Once you have built your page with general business information, some pictures, and comments, you get the ball rolling by inviting your friends. If you already have a personal Facebook page, just look for the “invite friends” window on the right hand side of the screen (or click on the arrow next to “Build Your Business” in the upper right) and start selecting those you wish to invite. When they come to visit, most will select to “like” your page (the thumbs-up logo), which means that their friends will know they liked your page and they will receive a notice every time you update information.
You can see how this will grow exponentially and how simply updating your page makes it easy to stay in touch with the community and your customers.

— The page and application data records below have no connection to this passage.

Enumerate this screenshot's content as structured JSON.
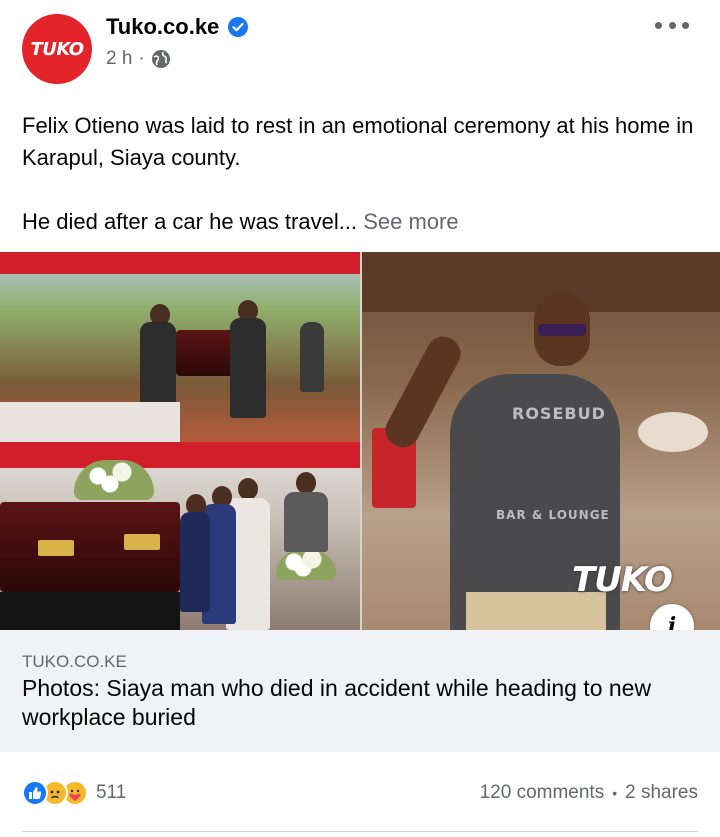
{
  "post": {
    "page_name": "Tuko.co.ke",
    "logo_text": "TUKO",
    "time": "2 h",
    "separator": "·",
    "text_line1": "Felix Otieno was laid to rest in an emotional ceremony at his home in Karapul, Siaya county.",
    "text_line2": "He died after a car he was travel...",
    "see_more": "See more"
  },
  "media": {
    "shirt_text": "ROSEBUD",
    "shirt_text2": "BAR & LOUNGE",
    "watermark": "TUKO",
    "info_label": "i"
  },
  "link": {
    "domain": "TUKO.CO.KE",
    "title": "Photos: Siaya man who died in accident while heading to new workplace buried"
  },
  "engagement": {
    "reactions_count": "511",
    "comments": "120 comments",
    "bullet": "•",
    "shares": "2 shares"
  },
  "icons": {
    "verified": "verified-badge-icon",
    "audience": "globe-icon",
    "menu": "more-options-icon",
    "reactions": [
      "like-icon",
      "sad-icon",
      "care-icon"
    ]
  },
  "colors": {
    "brand": "#e3242b",
    "verified": "#1877f2",
    "secondary_text": "#65676b",
    "link_bg": "#f0f2f5"
  }
}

Other ways of getting the ball rolling include an email link that Facebook offers to invite your email contacts. You’ll find this tool on the “Build Your Business” tab at the upper-right area of your page. Select your email service, enter your password, and see your contact list pop up. You can then select those you want to email; Facebook will do the rest automatically, emailing all your contacts an invitation to “like” your page.

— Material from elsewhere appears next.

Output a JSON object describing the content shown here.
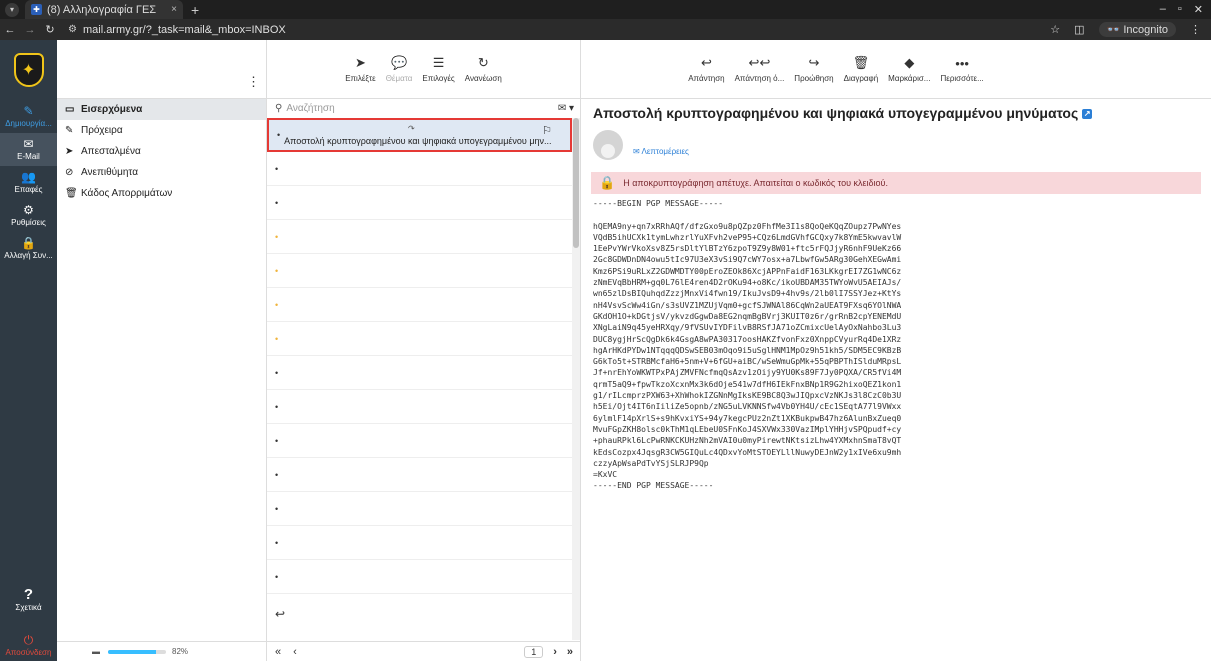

Here’s what it looks like:
A suggestion for your Page will be sent to your subscribers who are already on Facebook.
Fernando Pages suggested you check out his page.
Simple enough, but powerful. As soon as 30 people “like” your page, Facebook will begin tracking activity on your page in a window with a chart labeled “Insights.” This way, you know how many people have seen your business promotion, and you can tweak your approach to maximize results. You should also add a link to your Facebook page on your email signature and your website, if you have one.
Soon enough, you will begin to get traffic and, inevitably, comments. Good comments are great and the only reply needed is “thank you.” Criticisms can be a little harder to deal with, but they require a response. Sometimes a simple apology works. At other times, it’s best to take the matter out of the public eye by asking the individual posters to contact you privately by email or phone to discuss the situation. If an unhappy customer posts multiple complaints, you can delete all but one that contains your invitation to deal with the matter person to person, and then block this individual from posting additional comments to your site.
If you want to spend a couple of hours learning the basics of social media, as I did, I encourage you to see this free webinar, Discovering Social Media.
Next time, I’ll discuss LinkedIn, a social-media site geared to business-to-business activity and is perhaps the best means of reaching customers for subcontractors and consultants. It’s also a great way for homebuilders and remodelers to participate in business forums.
Social media and what to avoid
Facebook community and guidelines
Twitter logo information
This list adopted from Using Social Media for Your Business, Amanda Bergstorm, Nebraska Cooperative Development
The Brand Sphere: Social networks and channels present brands with a broad array of media opportunities to engage customers and those who influence them. For homebuilders and remodelers working in local markets, Facebook, LinkedIn, and Twitter are a good place to start.